● Task brief: Write each record again exactly as it stands.

Top of Records shown

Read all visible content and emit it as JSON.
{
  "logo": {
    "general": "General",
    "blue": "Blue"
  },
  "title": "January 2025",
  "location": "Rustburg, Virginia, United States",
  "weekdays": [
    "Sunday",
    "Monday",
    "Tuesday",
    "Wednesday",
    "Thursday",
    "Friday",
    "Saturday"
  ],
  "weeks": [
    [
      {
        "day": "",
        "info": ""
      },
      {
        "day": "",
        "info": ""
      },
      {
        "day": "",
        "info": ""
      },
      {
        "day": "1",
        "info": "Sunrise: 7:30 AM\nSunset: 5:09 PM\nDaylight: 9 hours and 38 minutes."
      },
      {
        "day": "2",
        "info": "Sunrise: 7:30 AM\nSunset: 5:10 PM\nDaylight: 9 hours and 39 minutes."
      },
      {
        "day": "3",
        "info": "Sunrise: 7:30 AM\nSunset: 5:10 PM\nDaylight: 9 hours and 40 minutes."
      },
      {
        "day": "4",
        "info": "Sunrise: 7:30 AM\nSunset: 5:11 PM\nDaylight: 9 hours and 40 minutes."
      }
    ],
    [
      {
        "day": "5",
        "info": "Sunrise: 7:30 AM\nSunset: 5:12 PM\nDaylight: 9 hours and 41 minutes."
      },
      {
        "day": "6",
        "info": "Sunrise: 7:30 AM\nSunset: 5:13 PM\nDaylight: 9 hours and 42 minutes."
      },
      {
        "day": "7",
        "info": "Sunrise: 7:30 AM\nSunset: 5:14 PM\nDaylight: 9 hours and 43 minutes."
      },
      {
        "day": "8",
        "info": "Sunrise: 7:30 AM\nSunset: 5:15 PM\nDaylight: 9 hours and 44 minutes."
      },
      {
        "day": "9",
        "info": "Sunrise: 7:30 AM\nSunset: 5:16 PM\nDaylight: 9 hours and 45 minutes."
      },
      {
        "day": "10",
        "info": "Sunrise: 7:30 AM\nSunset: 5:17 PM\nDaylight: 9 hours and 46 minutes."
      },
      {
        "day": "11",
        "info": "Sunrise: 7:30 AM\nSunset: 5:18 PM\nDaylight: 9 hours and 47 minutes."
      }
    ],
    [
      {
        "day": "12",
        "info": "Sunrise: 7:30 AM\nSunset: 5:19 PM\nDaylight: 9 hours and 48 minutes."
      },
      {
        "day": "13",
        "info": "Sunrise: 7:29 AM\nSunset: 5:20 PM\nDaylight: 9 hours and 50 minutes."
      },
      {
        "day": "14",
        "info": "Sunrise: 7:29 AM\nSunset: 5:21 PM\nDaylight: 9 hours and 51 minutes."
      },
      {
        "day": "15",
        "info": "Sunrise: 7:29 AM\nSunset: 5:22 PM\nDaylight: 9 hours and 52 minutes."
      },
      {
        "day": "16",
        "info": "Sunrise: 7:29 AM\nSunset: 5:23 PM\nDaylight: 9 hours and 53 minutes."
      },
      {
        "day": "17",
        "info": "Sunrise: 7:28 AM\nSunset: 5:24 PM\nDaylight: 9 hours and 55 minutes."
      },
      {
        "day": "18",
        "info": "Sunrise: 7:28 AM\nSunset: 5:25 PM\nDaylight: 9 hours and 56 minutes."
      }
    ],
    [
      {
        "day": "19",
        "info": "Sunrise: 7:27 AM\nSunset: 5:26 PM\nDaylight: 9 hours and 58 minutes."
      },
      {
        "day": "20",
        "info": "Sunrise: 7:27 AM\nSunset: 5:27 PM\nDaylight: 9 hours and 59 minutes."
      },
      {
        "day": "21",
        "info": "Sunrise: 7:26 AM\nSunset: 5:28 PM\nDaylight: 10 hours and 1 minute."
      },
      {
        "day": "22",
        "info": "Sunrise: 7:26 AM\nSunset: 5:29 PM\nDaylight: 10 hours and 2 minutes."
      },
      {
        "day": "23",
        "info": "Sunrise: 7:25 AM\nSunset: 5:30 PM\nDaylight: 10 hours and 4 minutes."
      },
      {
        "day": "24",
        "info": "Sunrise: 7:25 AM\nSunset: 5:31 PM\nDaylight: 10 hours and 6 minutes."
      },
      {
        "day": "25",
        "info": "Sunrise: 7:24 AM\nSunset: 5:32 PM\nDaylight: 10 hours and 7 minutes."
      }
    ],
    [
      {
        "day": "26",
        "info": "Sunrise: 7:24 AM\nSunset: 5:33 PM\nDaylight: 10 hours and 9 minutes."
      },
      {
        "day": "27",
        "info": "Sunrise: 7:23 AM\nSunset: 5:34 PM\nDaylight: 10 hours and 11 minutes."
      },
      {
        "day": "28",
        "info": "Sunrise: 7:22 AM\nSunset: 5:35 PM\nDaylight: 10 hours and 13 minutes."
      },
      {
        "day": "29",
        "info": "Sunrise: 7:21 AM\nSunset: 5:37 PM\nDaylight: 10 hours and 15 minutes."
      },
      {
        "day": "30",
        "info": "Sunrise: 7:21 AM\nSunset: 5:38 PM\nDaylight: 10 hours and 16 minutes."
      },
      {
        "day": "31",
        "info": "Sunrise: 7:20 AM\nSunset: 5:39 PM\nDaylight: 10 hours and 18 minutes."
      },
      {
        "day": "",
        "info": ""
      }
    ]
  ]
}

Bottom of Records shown

● Reply to the exercise:
Read all visible content and emit it as JSON.
{
  "logo": {
    "general": "General",
    "blue": "Blue"
  },
  "title": "January 2025",
  "location": "Rustburg, Virginia, United States",
  "weekdays": [
    "Sunday",
    "Monday",
    "Tuesday",
    "Wednesday",
    "Thursday",
    "Friday",
    "Saturday"
  ],
  "weeks": [
    [
      {
        "day": "",
        "info": ""
      },
      {
        "day": "",
        "info": ""
      },
      {
        "day": "",
        "info": ""
      },
      {
        "day": "1",
        "info": "Sunrise: 7:30 AM\nSunset: 5:09 PM\nDaylight: 9 hours and 38 minutes."
      },
      {
        "day": "2",
        "info": "Sunrise: 7:30 AM\nSunset: 5:10 PM\nDaylight: 9 hours and 39 minutes."
      },
      {
        "day": "3",
        "info": "Sunrise: 7:30 AM\nSunset: 5:10 PM\nDaylight: 9 hours and 40 minutes."
      },
      {
        "day": "4",
        "info": "Sunrise: 7:30 AM\nSunset: 5:11 PM\nDaylight: 9 hours and 40 minutes."
      }
    ],
    [
      {
        "day": "5",
        "info": "Sunrise: 7:30 AM\nSunset: 5:12 PM\nDaylight: 9 hours and 41 minutes."
      },
      {
        "day": "6",
        "info": "Sunrise: 7:30 AM\nSunset: 5:13 PM\nDaylight: 9 hours and 42 minutes."
      },
      {
        "day": "7",
        "info": "Sunrise: 7:30 AM\nSunset: 5:14 PM\nDaylight: 9 hours and 43 minutes."
      },
      {
        "day": "8",
        "info": "Sunrise: 7:30 AM\nSunset: 5:15 PM\nDaylight: 9 hours and 44 minutes."
      },
      {
        "day": "9",
        "info": "Sunrise: 7:30 AM\nSunset: 5:16 PM\nDaylight: 9 hours and 45 minutes."
      },
      {
        "day": "10",
        "info": "Sunrise: 7:30 AM\nSunset: 5:17 PM\nDaylight: 9 hours and 46 minutes."
      },
      {
        "day": "11",
        "info": "Sunrise: 7:30 AM\nSunset: 5:18 PM\nDaylight: 9 hours and 47 minutes."
      }
    ],
    [
      {
        "day": "12",
        "info": "Sunrise: 7:30 AM\nSunset: 5:19 PM\nDaylight: 9 hours and 48 minutes."
      },
      {
        "day": "13",
        "info": "Sunrise: 7:29 AM\nSunset: 5:20 PM\nDaylight: 9 hours and 50 minutes."
      },
      {
        "day": "14",
        "info": "Sunrise: 7:29 AM\nSunset: 5:21 PM\nDaylight: 9 hours and 51 minutes."
      },
      {
        "day": "15",
        "info": "Sunrise: 7:29 AM\nSunset: 5:22 PM\nDaylight: 9 hours and 52 minutes."
      },
      {
        "day": "16",
        "info": "Sunrise: 7:29 AM\nSunset: 5:23 PM\nDaylight: 9 hours and 53 minutes."
      },
      {
        "day": "17",
        "info": "Sunrise: 7:28 AM\nSunset: 5:24 PM\nDaylight: 9 hours and 55 minutes."
      },
      {
        "day": "18",
        "info": "Sunrise: 7:28 AM\nSunset: 5:25 PM\nDaylight: 9 hours and 56 minutes."
      }
    ],
    [
      {
        "day": "19",
        "info": "Sunrise: 7:27 AM\nSunset: 5:26 PM\nDaylight: 9 hours and 58 minutes."
      },
      {
        "day": "20",
        "info": "Sunrise: 7:27 AM\nSunset: 5:27 PM\nDaylight: 9 hours and 59 minutes."
      },
      {
        "day": "21",
        "info": "Sunrise: 7:26 AM\nSunset: 5:28 PM\nDaylight: 10 hours and 1 minute."
      },
      {
        "day": "22",
        "info": "Sunrise: 7:26 AM\nSunset: 5:29 PM\nDaylight: 10 hours and 2 minutes."
      },
      {
        "day": "23",
        "info": "Sunrise: 7:25 AM\nSunset: 5:30 PM\nDaylight: 10 hours and 4 minutes."
      },
      {
        "day": "24",
        "info": "Sunrise: 7:25 AM\nSunset: 5:31 PM\nDaylight: 10 hours and 6 minutes."
      },
      {
        "day": "25",
        "info": "Sunrise: 7:24 AM\nSunset: 5:32 PM\nDaylight: 10 hours and 7 minutes."
      }
    ],
    [
      {
        "day": "26",
        "info": "Sunrise: 7:24 AM\nSunset: 5:33 PM\nDaylight: 10 hours and 9 minutes."
      },
      {
        "day": "27",
        "info": "Sunrise: 7:23 AM\nSunset: 5:34 PM\nDaylight: 10 hours and 11 minutes."
      },
      {
        "day": "28",
        "info": "Sunrise: 7:22 AM\nSunset: 5:35 PM\nDaylight: 10 hours and 13 minutes."
      },
      {
        "day": "29",
        "info": "Sunrise: 7:21 AM\nSunset: 5:37 PM\nDaylight: 10 hours and 15 minutes."
      },
      {
        "day": "30",
        "info": "Sunrise: 7:21 AM\nSunset: 5:38 PM\nDaylight: 10 hours and 16 minutes."
      },
      {
        "day": "31",
        "info": "Sunrise: 7:20 AM\nSunset: 5:39 PM\nDaylight: 10 hours and 18 minutes."
      },
      {
        "day": "",
        "info": ""
      }
    ]
  ]
}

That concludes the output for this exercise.